Following his graduation from the academy in 1997, McGinnis spent the next three years involved with nuclear training and becoming submarine warfare qualified. During this training he discovered both the vibrancy of the submarine community and some parallels to space exploration.

"The submarine community has some really great teams and people," McGinnis said. "Learning from these people and living with them in a small, closed environment while achieving the mission - this sounds to me what I believe space operations to be like."

After earning his dolphins early in the year 2000, unexpected circumstances led McGinnis to start thinking about that dream of becoming an astronaut once again.

"I was standing duty officer onboard Seawolf, moored in Port Canaveral when early in the morning we had a loss of shore power. When I went topside for the casualty, coincidentally at the same time, a space shuttle was launching, and I immediately remembered why I had joined the Navy."

Having turned his attention to life as a submariner and considering that he had two years left on his contract with the Navy, McGinnis began studying the requirements for becoming an astronaut and examining the possibilities for the dream he had not thought of for quite some time.

Keeping in mind his goal of flying into space, McGinnis received a master's degree in astronautical engineering from the Naval Postgraduate School in Monterey, California. That educational experience turned out to be useful in his career as a submariner.
Photo collage for Sub to Space.


"Right after I got my degree I was put in charge of 24 three-stage solid rockets on an SSBN," he said. "While inspecting the payload side of those missiles, my astronautical engineering degree gave me a lot of perspective of how the propulsion and navigation systems worked."

In July 2014, McGinnis headed to Houston - USS Houston that is - where he took command of the Los Angeles-class fast attack submarine. For two years he skippered the warship that appeared in The Hunt for Red October and carried the proud legacy of a World War II cruiser that was lost heroically fighting the Japanese in the Sunda Strait.

His time as commanding officer of Houston provided McGinnis with his most rewarding moment as a naval officer to date, as he brought the submarine home to Pearl Harbor in October 2015 after successfully completing its final deployment.

"Houston is the submarine I have had the privilege of leading. We practiced our mission skills for eight months prior to deployment and I could not be prouder of how the entire team grew during that period of time and of the work they accomplished while deployed. We took one of the Navy's oldest submarines 35,000 miles and didn't miss a single hour of operational time due to being broken or any other issues."

Prior to Houston's final cruise, NASA put out a call for those interested to apply to become an astronaut. McGinnis took the initiative and applied.
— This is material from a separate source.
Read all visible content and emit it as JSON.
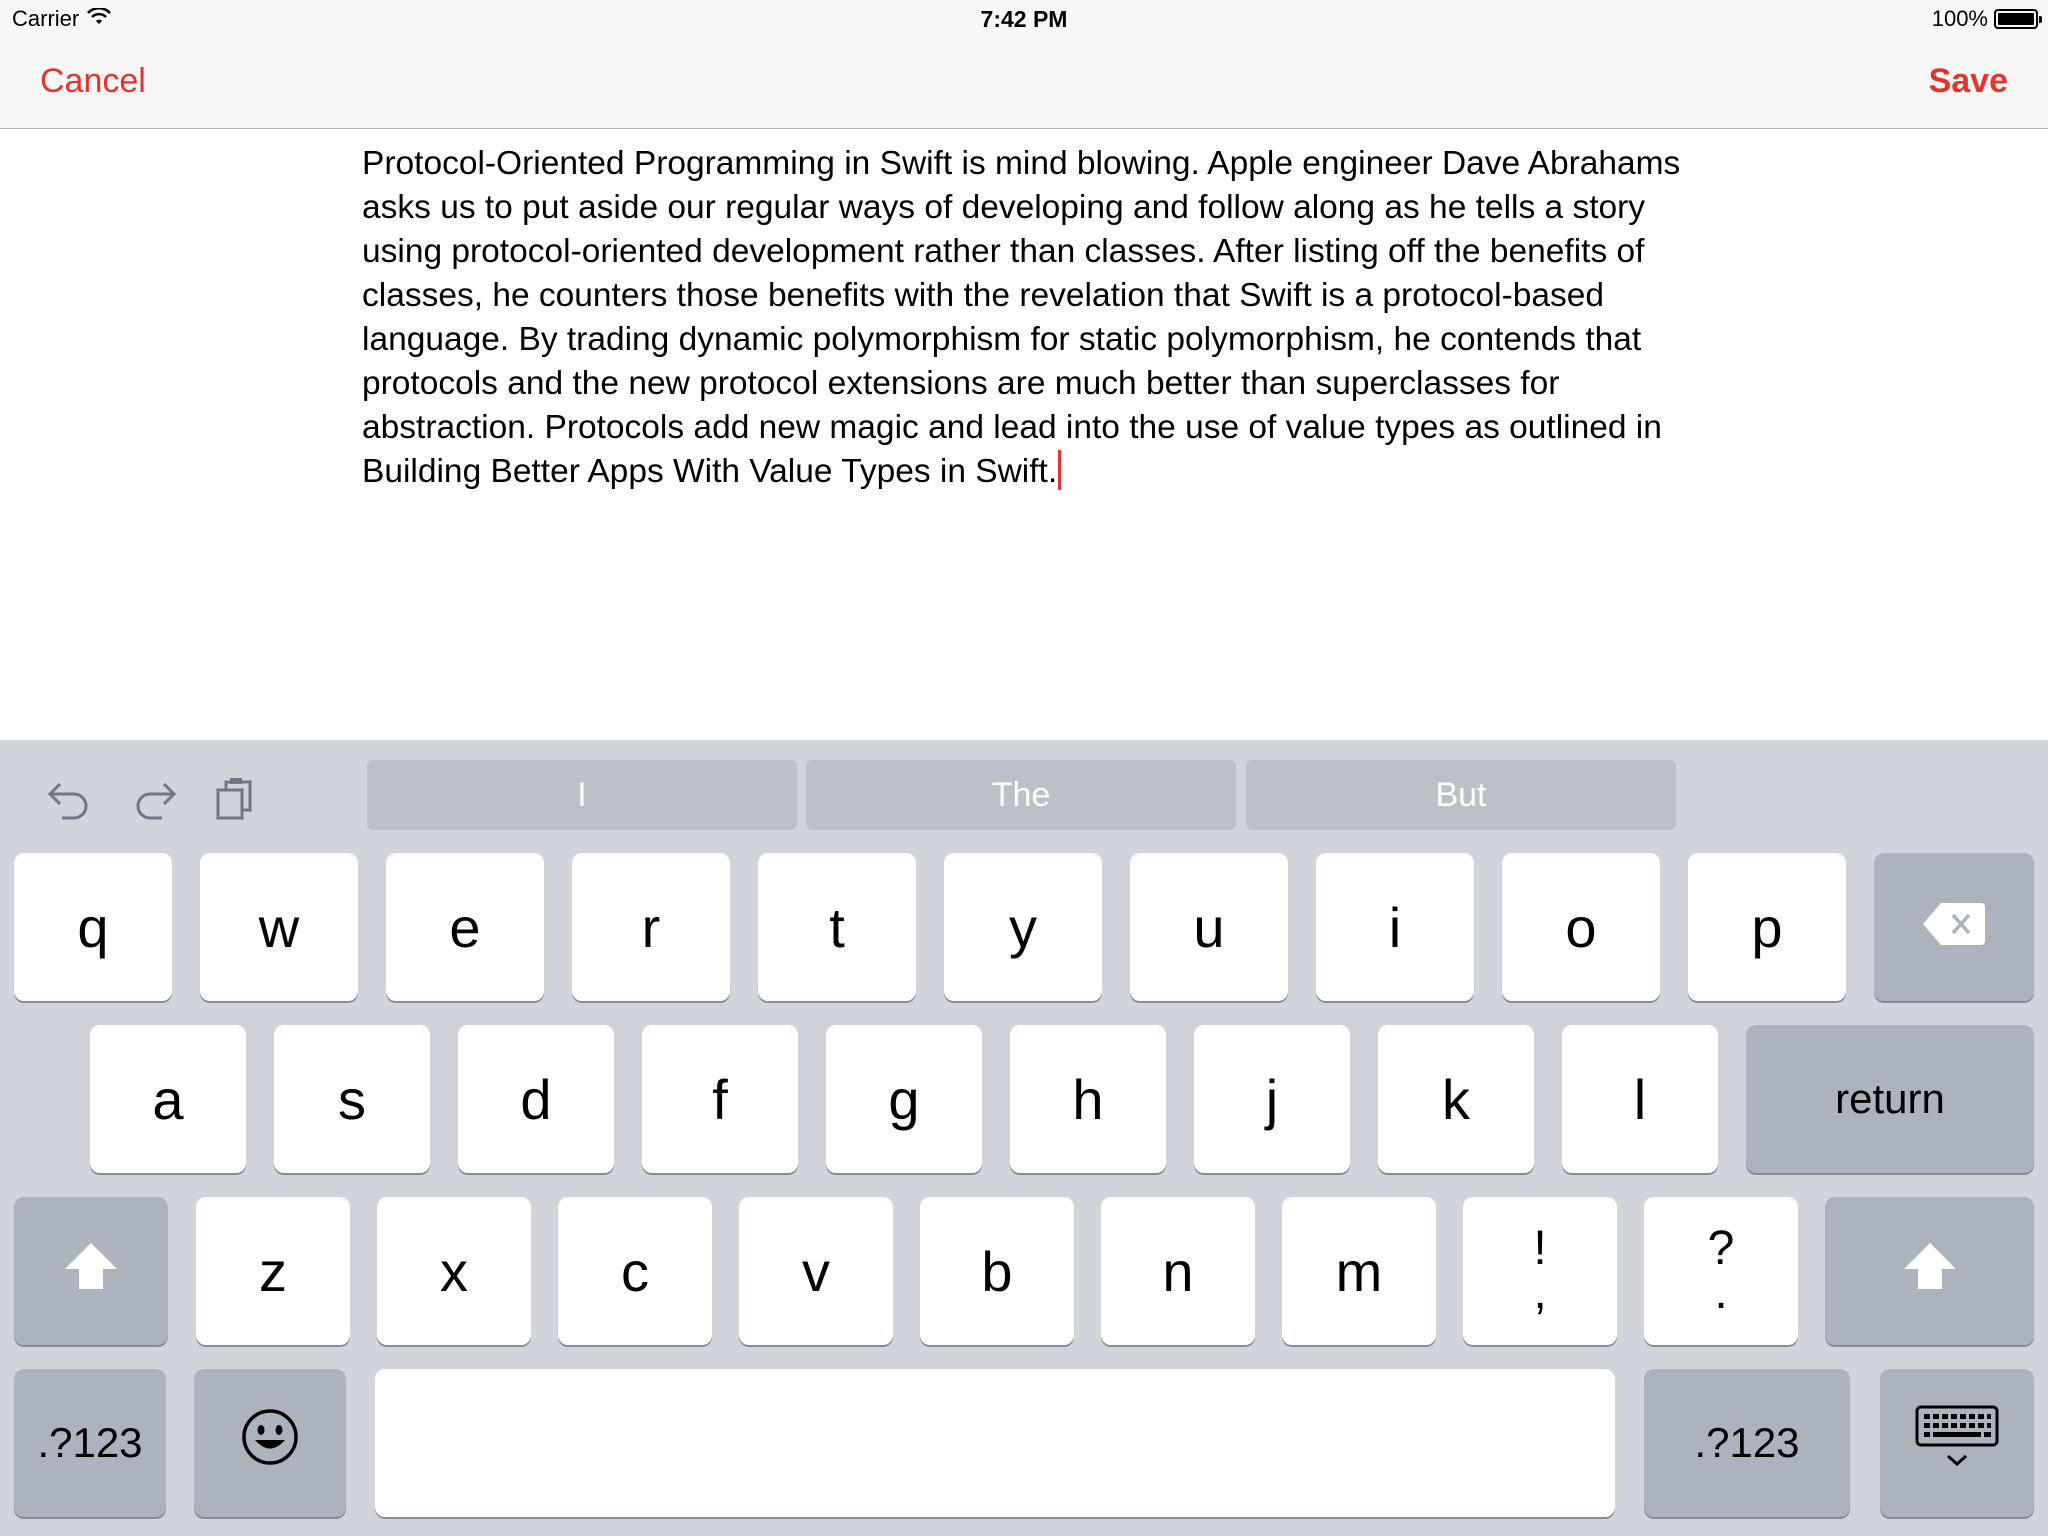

This was not his first attempt at a formal application.

"I did apply the last two times (that NASA called for applicants to the astronaut corps) but the Navy had selected me for command of a submarine," McGinnis said.
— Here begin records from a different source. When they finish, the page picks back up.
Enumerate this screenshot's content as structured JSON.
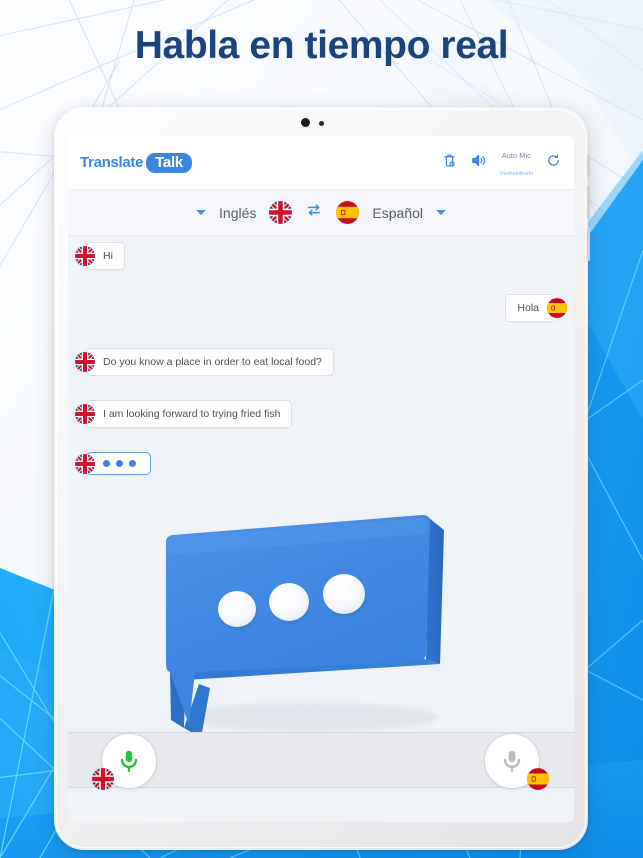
{
  "headline": "Habla en tiempo real",
  "app": {
    "logo": {
      "part1": "Translate",
      "part2": "Talk"
    },
    "header_icons": [
      {
        "name": "history-delete-icon",
        "glyph": "history-delete"
      },
      {
        "name": "speaker-volume-icon",
        "glyph": "speaker"
      },
      {
        "name": "refresh-icon",
        "glyph": "refresh"
      }
    ],
    "auto_mic": {
      "title": "Auto Mic",
      "status": "Deshabilitado"
    },
    "language_bar": {
      "source_language": "Inglés",
      "source_flag": "uk-flag",
      "target_language": "Español",
      "target_flag": "spain-flag",
      "swap_icon": "swap-arrows-icon",
      "left_caret": "chevron-down-icon",
      "right_caret": "chevron-down-icon"
    },
    "messages": [
      {
        "side": "left",
        "flag": "uk-flag",
        "text": "Hi",
        "type": "text"
      },
      {
        "side": "right",
        "flag": "spain-flag",
        "text": "Hola",
        "type": "text"
      },
      {
        "side": "left",
        "flag": "uk-flag",
        "text": "Do you know a place in order to eat local food?",
        "type": "text"
      },
      {
        "side": "left",
        "flag": "uk-flag",
        "text": "I am looking forward to trying fried fish",
        "type": "text"
      },
      {
        "side": "left",
        "flag": "uk-flag",
        "text": "",
        "type": "typing"
      }
    ],
    "illustration": {
      "name": "speech-bubble-3d",
      "dots": 3
    },
    "mic_buttons": [
      {
        "name": "mic-button-english",
        "state": "active",
        "color": "#25c23a",
        "badge_flag": "uk-flag"
      },
      {
        "name": "mic-button-spanish",
        "state": "inactive",
        "color": "#b8bbc0",
        "badge_flag": "spain-flag"
      }
    ]
  },
  "colors": {
    "headline": "#1a4480",
    "brand_blue": "#3a86e0",
    "chat_bg": "#eff2f6",
    "mic_active": "#25c23a",
    "mic_inactive": "#b8bbc0",
    "bg_accent": "#1b9ef5"
  }
}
The selection process is tough he acknowledges. "Over 18,000 people applied for about 14 slots," McGinnis explained. No matter what the end results may be, he remains grateful for the goal of becoming an astronaut.
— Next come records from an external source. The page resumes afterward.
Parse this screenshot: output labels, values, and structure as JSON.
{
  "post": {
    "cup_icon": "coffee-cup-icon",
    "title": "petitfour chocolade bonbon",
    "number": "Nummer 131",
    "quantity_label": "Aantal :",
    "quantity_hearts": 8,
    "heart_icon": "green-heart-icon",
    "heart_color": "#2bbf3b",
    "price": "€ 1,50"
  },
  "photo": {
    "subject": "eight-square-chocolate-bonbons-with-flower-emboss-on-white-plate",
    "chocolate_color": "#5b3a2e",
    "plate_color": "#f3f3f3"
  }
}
"Without the challenge of becoming an astronaut I probably wouldn't have gone to graduate school, stayed in the Navy or become a pilot," said McGinnis. "I cannot imagine my life without those accomplishments."

The Richmond, Virginia, native said that his dream of becoming an astronaut has had a positive impact on his marriage as well. "My wife decided to learn to fly with me and then continued on to become an airline pilot. She had previously been a kindergarten teacher.

"Just the small challenge to explore space has led us to so much of a richer life, so if we don't end up going to Houston, we will both be thankful that the opportunity existed," McGinnis said.

No matter how the selection process with NASA advances, the would-be submariner-turned-astronaut, remains appreciative of his experiences and hopeful for the future. "It is a real privilege to be a part of the submarine force and lead the finest Sailors in any fleet. To have the opportunity to join another high caliber, high performing team would be an absolute dream."